Segment Open

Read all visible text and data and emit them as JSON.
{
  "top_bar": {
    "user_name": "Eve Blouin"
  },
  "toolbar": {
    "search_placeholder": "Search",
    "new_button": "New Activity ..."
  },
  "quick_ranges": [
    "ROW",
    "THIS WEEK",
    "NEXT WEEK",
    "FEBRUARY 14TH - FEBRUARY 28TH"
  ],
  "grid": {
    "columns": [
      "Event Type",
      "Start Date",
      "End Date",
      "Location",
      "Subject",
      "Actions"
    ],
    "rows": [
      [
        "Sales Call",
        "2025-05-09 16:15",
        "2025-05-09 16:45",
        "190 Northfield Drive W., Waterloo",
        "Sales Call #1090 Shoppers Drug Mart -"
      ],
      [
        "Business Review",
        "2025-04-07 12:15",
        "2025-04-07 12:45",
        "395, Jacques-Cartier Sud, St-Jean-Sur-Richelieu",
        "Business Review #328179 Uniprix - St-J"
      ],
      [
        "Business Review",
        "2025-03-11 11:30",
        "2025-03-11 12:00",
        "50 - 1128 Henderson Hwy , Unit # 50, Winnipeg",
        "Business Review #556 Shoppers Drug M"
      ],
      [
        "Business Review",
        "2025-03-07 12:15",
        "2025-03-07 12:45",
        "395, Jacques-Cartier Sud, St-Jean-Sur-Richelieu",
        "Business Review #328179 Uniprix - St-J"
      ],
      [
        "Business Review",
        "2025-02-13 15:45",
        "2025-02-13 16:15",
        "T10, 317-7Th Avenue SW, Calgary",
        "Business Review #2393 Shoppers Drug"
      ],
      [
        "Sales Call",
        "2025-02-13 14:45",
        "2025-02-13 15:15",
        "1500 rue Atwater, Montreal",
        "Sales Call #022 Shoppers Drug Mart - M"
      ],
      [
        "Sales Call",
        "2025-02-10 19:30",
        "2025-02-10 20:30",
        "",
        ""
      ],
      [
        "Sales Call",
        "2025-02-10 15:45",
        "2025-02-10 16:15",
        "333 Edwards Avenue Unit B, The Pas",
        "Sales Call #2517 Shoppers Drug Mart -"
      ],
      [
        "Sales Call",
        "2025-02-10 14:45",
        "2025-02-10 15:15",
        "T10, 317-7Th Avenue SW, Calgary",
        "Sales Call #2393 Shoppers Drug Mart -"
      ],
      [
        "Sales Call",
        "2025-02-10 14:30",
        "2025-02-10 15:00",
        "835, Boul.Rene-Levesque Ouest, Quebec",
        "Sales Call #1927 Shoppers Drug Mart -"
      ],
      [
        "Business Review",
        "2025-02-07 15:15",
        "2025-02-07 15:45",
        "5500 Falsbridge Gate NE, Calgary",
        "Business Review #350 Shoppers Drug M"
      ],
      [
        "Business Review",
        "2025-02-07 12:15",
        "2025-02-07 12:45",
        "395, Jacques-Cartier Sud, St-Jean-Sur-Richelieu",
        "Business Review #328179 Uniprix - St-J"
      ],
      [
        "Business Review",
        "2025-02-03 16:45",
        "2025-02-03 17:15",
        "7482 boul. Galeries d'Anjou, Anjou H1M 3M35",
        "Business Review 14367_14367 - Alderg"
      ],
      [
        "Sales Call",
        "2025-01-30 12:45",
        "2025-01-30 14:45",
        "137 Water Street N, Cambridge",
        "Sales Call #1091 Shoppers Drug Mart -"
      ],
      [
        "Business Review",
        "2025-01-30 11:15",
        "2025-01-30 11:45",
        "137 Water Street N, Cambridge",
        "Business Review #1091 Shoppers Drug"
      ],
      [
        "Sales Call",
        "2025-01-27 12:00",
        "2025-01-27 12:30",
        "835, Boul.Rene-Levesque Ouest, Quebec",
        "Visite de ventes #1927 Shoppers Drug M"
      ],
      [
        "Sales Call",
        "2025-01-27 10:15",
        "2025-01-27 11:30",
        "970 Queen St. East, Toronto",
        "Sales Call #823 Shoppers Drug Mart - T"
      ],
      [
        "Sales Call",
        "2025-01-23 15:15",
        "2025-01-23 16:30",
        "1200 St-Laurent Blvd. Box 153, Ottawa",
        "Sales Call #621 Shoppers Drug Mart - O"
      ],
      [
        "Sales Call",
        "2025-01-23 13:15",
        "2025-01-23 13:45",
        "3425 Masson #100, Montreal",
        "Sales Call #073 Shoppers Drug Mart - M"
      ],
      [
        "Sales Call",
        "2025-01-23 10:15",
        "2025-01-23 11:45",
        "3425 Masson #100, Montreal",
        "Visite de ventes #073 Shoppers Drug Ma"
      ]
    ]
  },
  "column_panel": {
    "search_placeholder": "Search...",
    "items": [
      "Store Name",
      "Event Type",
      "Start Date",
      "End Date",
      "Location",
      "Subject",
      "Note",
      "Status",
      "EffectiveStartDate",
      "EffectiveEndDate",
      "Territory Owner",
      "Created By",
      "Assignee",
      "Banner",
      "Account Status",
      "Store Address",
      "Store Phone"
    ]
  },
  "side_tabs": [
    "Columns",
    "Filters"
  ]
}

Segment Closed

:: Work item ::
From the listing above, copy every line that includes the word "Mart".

:: Result ::
        "Sales Call #1090 Shoppers Drug Mart -"
        "Sales Call #022 Shoppers Drug Mart - M"
        "Sales Call #2517 Shoppers Drug Mart -"
        "Sales Call #2393 Shoppers Drug Mart -"
        "Sales Call #1927 Shoppers Drug Mart -"
        "Sales Call #1091 Shoppers Drug Mart -"
        "Sales Call #823 Shoppers Drug Mart - T"
        "Sales Call #621 Shoppers Drug Mart - O"
        "Sales Call #073 Shoppers Drug Mart - M"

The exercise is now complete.